Element data from apps and pages:
= = =
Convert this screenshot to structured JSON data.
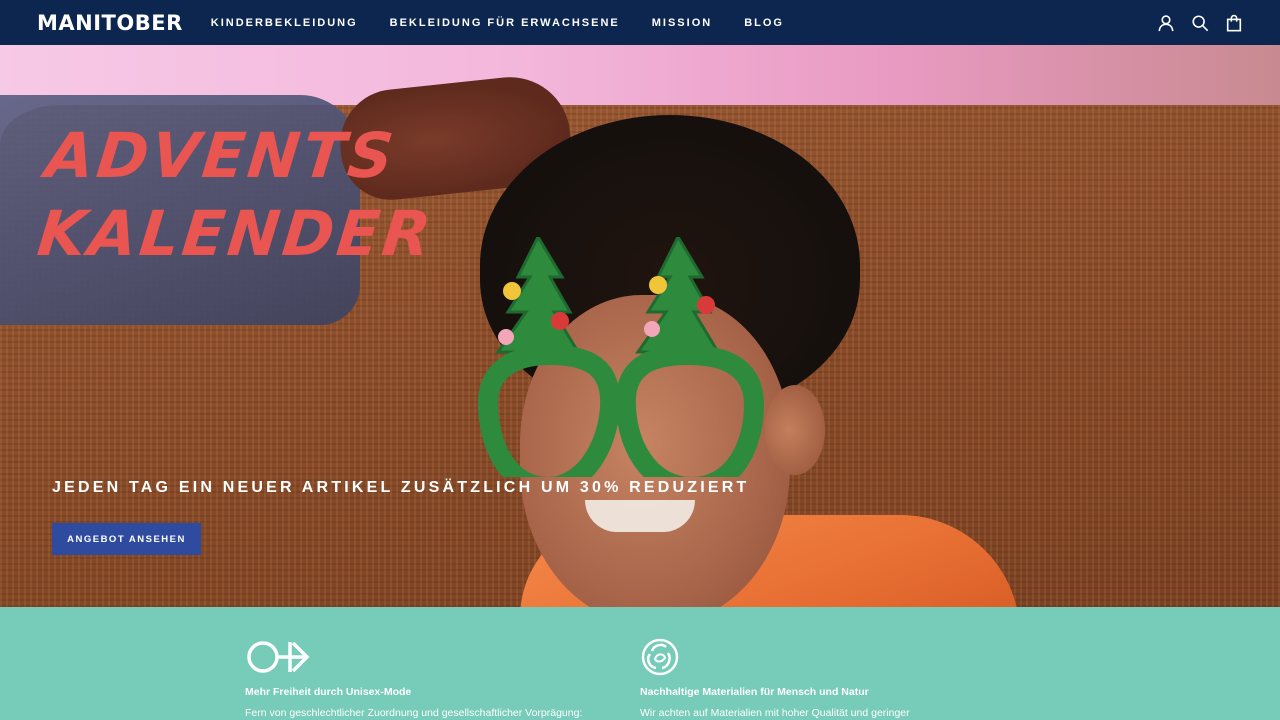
{
  "header": {
    "logo": "MANITOBER",
    "nav": [
      "KINDERBEKLEIDUNG",
      "BEKLEIDUNG FÜR ERWACHSENE",
      "MISSION",
      "BLOG"
    ],
    "icons": [
      "account-icon",
      "search-icon",
      "shopping-bag-icon"
    ]
  },
  "hero": {
    "title_line1": "Advents",
    "title_line2": "Kalender",
    "subtitle": "JEDEN TAG EIN NEUER ARTIKEL ZUSÄTZLICH UM 30% REDUZIERT",
    "cta": "ANGEBOT ANSEHEN",
    "colors": {
      "title": "#e95550",
      "cta_bg": "#2f4ba0"
    }
  },
  "features": [
    {
      "icon": "unisex-icon",
      "title": "Mehr Freiheit durch Unisex-Mode",
      "text": "Fern von geschlechtlicher Zuordnung und gesellschaftlicher Vorprägung:"
    },
    {
      "icon": "recycle-leaf-icon",
      "title": "Nachhaltige Materialien für Mensch und Natur",
      "text": "Wir achten auf Materialien mit hoher Qualität und geringer"
    }
  ],
  "colors": {
    "header_bg": "#0d2650",
    "features_bg": "#76ccb9"
  }
}
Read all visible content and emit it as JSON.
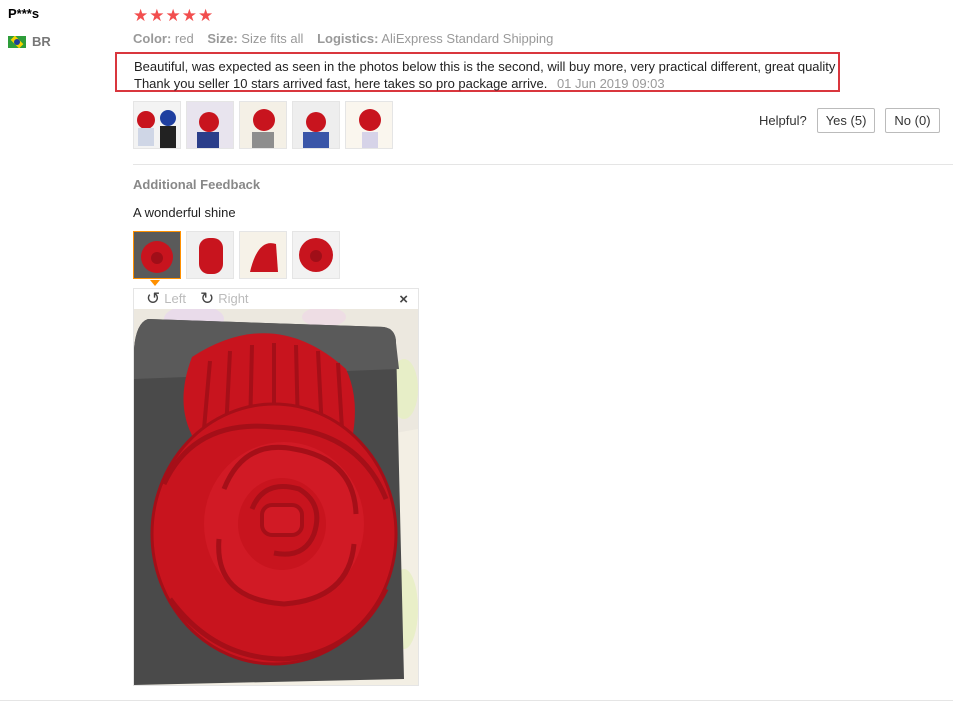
{
  "reviewer": {
    "name": "P***s",
    "country": "BR",
    "flag_icon": "brazil-flag-icon"
  },
  "review": {
    "rating": 5,
    "stars": [
      "★",
      "★",
      "★",
      "★",
      "★"
    ],
    "color_label": "Color:",
    "color_value": "red",
    "size_label": "Size:",
    "size_value": "Size fits all",
    "logistics_label": "Logistics:",
    "logistics_value": "AliExpress Standard Shipping",
    "text": "Beautiful, was expected as seen in the photos below this is the second, will buy more, very practical different, great quality Thank you seller 10 stars arrived fast, here takes so pro package arrive.",
    "date": "01 Jun 2019 09:03"
  },
  "helpful": {
    "label": "Helpful?",
    "yes": "Yes (5)",
    "no": "No (0)"
  },
  "additional": {
    "title": "Additional Feedback",
    "text": "A wonderful shine"
  },
  "viewer": {
    "left": "Left",
    "right": "Right",
    "close": "×",
    "rotate_left_icon": "↺",
    "rotate_right_icon": "↻"
  },
  "colors": {
    "accent": "#f24e4e",
    "highlight_border": "#d9363e",
    "selected_thumb": "#ff9000",
    "product": "#c8141e"
  }
}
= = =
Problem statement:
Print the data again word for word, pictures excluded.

Your solution:
Convert this screenshot to structured JSON data.
{
  "header": {
    "logo": "MANITOBER",
    "nav": [
      "KINDERBEKLEIDUNG",
      "BEKLEIDUNG FÜR ERWACHSENE",
      "MISSION",
      "BLOG"
    ],
    "icons": [
      "account-icon",
      "search-icon",
      "shopping-bag-icon"
    ]
  },
  "hero": {
    "title_line1": "Advents",
    "title_line2": "Kalender",
    "subtitle": "JEDEN TAG EIN NEUER ARTIKEL ZUSÄTZLICH UM 30% REDUZIERT",
    "cta": "ANGEBOT ANSEHEN",
    "colors": {
      "title": "#e95550",
      "cta_bg": "#2f4ba0"
    }
  },
  "features": [
    {
      "icon": "unisex-icon",
      "title": "Mehr Freiheit durch Unisex-Mode",
      "text": "Fern von geschlechtlicher Zuordnung und gesellschaftlicher Vorprägung:"
    },
    {
      "icon": "recycle-leaf-icon",
      "title": "Nachhaltige Materialien für Mensch und Natur",
      "text": "Wir achten auf Materialien mit hoher Qualität und geringer"
    }
  ],
  "colors": {
    "header_bg": "#0d2650",
    "features_bg": "#76ccb9"
  }
}
Read all visible content and emit it as JSON.
{
  "reviewer": {
    "name": "P***s",
    "country": "BR",
    "flag_icon": "brazil-flag-icon"
  },
  "review": {
    "rating": 5,
    "stars": [
      "★",
      "★",
      "★",
      "★",
      "★"
    ],
    "color_label": "Color:",
    "color_value": "red",
    "size_label": "Size:",
    "size_value": "Size fits all",
    "logistics_label": "Logistics:",
    "logistics_value": "AliExpress Standard Shipping",
    "text": "Beautiful, was expected as seen in the photos below this is the second, will buy more, very practical different, great quality Thank you seller 10 stars arrived fast, here takes so pro package arrive.",
    "date": "01 Jun 2019 09:03"
  },
  "helpful": {
    "label": "Helpful?",
    "yes": "Yes (5)",
    "no": "No (0)"
  },
  "additional": {
    "title": "Additional Feedback",
    "text": "A wonderful shine"
  },
  "viewer": {
    "left": "Left",
    "right": "Right",
    "close": "×",
    "rotate_left_icon": "↺",
    "rotate_right_icon": "↻"
  },
  "colors": {
    "accent": "#f24e4e",
    "highlight_border": "#d9363e",
    "selected_thumb": "#ff9000",
    "product": "#c8141e"
  }
}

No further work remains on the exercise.